Romania is a country of incredible landscapes. And Turda Gorge is certainly one of the most striking of all — though it seems relatively unknown to many travellers. It wasn’t until I was doing some photo location research that we learned of the place. Blown away by the Tolkien-esque scene, we had to check it out. Hiking Turda Gorge became a priority; and as it turns out, it’s far more than just a pretty picture.
Cheile Turzii, as it’s known in Romanian, is a natural reserve roughly 40 kilometres south of Cluj-Napoca, Transylvania’s capital city. When compared to the dramatic mountains elsewhere in Romania, the terrain around Cluj is rather uneventful. Long expanses of soft, rolling hills make up the countryside.

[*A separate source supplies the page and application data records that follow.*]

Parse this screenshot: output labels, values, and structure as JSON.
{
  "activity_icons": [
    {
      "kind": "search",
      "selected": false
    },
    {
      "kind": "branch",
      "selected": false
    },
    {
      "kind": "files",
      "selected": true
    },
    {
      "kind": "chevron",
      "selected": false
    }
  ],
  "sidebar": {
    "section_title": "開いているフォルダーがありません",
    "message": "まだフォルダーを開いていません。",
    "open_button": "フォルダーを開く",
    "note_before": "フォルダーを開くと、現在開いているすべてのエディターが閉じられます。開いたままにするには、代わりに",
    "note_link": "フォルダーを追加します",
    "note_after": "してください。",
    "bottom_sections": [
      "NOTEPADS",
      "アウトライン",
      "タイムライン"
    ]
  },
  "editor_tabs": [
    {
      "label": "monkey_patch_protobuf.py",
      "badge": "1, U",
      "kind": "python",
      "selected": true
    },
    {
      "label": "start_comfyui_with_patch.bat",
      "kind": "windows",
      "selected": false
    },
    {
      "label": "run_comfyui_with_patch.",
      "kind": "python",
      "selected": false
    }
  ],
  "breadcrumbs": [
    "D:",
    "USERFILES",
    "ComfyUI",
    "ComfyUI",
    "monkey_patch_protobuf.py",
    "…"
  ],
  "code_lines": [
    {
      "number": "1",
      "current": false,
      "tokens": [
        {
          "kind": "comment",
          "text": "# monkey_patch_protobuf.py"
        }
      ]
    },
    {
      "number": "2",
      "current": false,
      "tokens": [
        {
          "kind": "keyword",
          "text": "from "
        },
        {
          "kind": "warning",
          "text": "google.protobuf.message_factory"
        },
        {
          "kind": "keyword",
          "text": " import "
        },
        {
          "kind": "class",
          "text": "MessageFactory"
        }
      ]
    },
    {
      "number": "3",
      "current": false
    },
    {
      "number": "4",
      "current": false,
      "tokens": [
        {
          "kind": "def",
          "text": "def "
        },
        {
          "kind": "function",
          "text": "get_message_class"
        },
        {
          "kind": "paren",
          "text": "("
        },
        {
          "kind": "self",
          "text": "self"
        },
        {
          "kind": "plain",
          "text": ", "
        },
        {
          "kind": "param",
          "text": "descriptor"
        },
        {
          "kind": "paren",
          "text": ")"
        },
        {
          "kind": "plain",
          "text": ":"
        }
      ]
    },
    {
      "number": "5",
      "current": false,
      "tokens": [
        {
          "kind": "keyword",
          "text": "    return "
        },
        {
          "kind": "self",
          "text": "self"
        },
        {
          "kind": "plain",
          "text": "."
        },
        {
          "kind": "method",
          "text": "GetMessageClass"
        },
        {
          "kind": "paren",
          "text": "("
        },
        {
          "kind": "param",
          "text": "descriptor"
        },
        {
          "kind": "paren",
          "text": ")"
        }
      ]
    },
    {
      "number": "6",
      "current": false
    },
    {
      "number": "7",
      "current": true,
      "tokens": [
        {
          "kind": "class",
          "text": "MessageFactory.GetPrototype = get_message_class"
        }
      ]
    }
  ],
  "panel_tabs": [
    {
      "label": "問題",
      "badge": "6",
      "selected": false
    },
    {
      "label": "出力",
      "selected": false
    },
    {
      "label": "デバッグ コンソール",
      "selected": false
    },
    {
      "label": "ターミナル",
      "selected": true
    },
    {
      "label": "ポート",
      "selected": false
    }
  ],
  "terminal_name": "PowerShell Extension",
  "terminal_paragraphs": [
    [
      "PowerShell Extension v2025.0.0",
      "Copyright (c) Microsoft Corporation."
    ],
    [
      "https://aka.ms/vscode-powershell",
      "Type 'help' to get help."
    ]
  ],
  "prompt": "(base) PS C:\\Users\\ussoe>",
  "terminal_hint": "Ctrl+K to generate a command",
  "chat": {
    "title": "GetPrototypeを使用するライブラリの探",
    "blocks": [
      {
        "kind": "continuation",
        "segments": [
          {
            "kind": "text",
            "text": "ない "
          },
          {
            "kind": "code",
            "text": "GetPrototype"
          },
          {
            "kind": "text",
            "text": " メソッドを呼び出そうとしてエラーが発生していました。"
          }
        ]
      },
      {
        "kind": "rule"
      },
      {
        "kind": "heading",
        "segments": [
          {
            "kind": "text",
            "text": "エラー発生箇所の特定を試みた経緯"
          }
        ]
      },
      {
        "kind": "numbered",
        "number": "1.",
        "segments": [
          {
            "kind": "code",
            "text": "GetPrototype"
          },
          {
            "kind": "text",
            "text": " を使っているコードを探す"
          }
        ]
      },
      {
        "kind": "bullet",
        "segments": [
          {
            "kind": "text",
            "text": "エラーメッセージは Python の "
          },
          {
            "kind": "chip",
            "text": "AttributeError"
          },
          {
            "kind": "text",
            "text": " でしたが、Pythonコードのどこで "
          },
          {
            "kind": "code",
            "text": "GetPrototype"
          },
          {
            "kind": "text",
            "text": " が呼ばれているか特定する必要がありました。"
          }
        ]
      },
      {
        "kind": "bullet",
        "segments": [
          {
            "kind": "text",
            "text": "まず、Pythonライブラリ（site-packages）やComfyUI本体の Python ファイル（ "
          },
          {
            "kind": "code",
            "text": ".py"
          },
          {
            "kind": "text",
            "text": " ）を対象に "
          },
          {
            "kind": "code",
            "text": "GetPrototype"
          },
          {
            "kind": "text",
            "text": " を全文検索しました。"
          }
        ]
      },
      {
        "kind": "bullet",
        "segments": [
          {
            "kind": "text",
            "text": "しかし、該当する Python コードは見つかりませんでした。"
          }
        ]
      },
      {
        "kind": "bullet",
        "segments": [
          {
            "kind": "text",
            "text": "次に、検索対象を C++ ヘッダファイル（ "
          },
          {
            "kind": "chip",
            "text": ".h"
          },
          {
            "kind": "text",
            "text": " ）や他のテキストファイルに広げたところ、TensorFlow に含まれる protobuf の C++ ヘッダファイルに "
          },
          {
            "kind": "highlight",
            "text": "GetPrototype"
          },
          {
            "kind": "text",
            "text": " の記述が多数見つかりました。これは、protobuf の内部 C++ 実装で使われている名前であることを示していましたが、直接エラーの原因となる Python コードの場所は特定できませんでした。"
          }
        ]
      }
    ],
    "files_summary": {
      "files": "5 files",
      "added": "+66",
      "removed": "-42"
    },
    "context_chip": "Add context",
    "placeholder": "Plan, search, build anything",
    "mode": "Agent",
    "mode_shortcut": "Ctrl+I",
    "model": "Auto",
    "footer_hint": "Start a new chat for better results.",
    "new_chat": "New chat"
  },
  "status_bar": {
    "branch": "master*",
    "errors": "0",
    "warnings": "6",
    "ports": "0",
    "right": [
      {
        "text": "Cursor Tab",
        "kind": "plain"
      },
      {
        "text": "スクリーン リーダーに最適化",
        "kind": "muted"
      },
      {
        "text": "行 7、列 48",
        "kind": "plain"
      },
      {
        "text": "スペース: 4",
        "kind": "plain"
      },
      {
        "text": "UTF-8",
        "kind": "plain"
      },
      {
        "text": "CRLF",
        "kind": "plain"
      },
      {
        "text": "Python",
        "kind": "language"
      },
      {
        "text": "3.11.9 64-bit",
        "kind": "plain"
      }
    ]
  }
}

Yet only a few minutes from the town of Turda is a staggering limestone canyon, begging to be explored. Over thousands of years, erosion has carved through the earth here and the result is an adventurers paradise.
Hiking Turda Gorge
Unlike some of the more intense, multi-day hikes found in Romania, hiking Turda Gorge is relatively easy for the average person. There are several routes to choose from, ranging in distance and difficulty. The easiest of all is to simply walk through the bottom of the gorge itself.
Follow the cool path that follows a tranquil stream, flanked by precipitous stone walls. Several small bridges and steel cables in certain spots make any sketchy areas passable by almost any able-bodied person. The hike from one end to the other takes roughly 1 1/2 hours; more or less depending on how much you take in the scenery.
Over the Top for Spectacular Views
Hiking over the top is where things get a little more challenging. As we had planned several activities during our visit, we chose the shortest route over the west side of the gorge and returned through the canyon floor. According to the posted signs, the distance is 6 km and should take 4 1/2 hours. I’m not sure how accurate the distance is, but the timing, including the return walk along the stream, was close to the posted time of 4 1/2 hours.
The hike itself was wonderful. The first half had a relatively steady climb through light bush along a well-marked trail. Nearing the top of the gorge, the trees opened up to breathtaking views — or maybe I was just out of breath from the climb. Either way, from the top, one can overlook the surrounding countryside in almost every direction and see for miles. The view is worth every sweaty step.
Over the top of the west ridge, we encountered a herd of water buffalo grazing in a meadow. The path cut straight through them, so we approached with caution. Most of the females and calves backed away, but one large bull stood his ground and faced us. He didn’t appear aggressive, though it was clear he wasn’t planning on letting us through. Not to disturb them further, we simply cut around the meadow through some rather thorny bushes and carried on our way.
Down to the Valley
The walk down was much more direct. A large portion of it was steep, straight dirt run through some trees. This was the most challenging part of the entire hike, as the loose dirt made for a slippery descent. Once at the bottom, we exited the trees and found ourselves standing before the view that first piqued our interest in Turda Gorge.
We sat in the grass and relaxed in the late-morning sun. And just as I began setting up my camera gear, a flock of sheep wandered into the valley from behind. As they wobbled awkwardly by — as sheep do —they made their way to drink from the flowing creek. It couldn’t have been a more perfect scene.
Once we regained some energy, we continued onward through the gorge. I would highly recommend following this method. That is, climbing over the top first, and returning through the canyon. The climb isn’t too strenuous early in the day, but I imagine it gets far more difficult in the afternoon heat. Relaxing in the cool shade of the gorge is a perfect way to end the hike.
Other Activities at Turda Gorge
For those seeking a little more excitement, Turda Gorge is a great place for many activities. When we were taking in the spectacular views from the top, we saw several people paragliding high above the canyon. As well, the east side of the gorge is one of the top rock climbing spots in Romania. We watched for quite some time as one individual made their way up the dizzying rock face.
When we arrived back at the main parking lot, several mountain bikers were gearing up as well. And finally, the frequent scream of those flying down the massive zip-line could be heard overhead.
Otherwise, for those who just want to relax in a beautiful setting, there is tons of room to lay in the grass and enjoy a picnic. And if you forgot the basket, no worries; there are food carts selling delicious Romanian snacks!
How to Get to Turda Gorge from Cluj
As we quite often mention, our favourite way to get around Romania is by renting a car and having the freedom to explore at your leisure. Turda Gorge would make a great addition to our Romanian road trip itinerary!
Otherwise, to get to Turda Gorge from Cluj, simply take one of the regular buses from Cluj to the town of Turda. From here, take another bus to the town of Cheia, and walk or hitchhike the remaining few kilometres to the gorge. Alternatively, you can hire a taxi to take you the full journey from Turda to the gorge.
As well, several tour operators based in Cluj offer day trips that include a visit to Turda Gorge and Salina Turda — the fascinating salt mine-turned amusement park!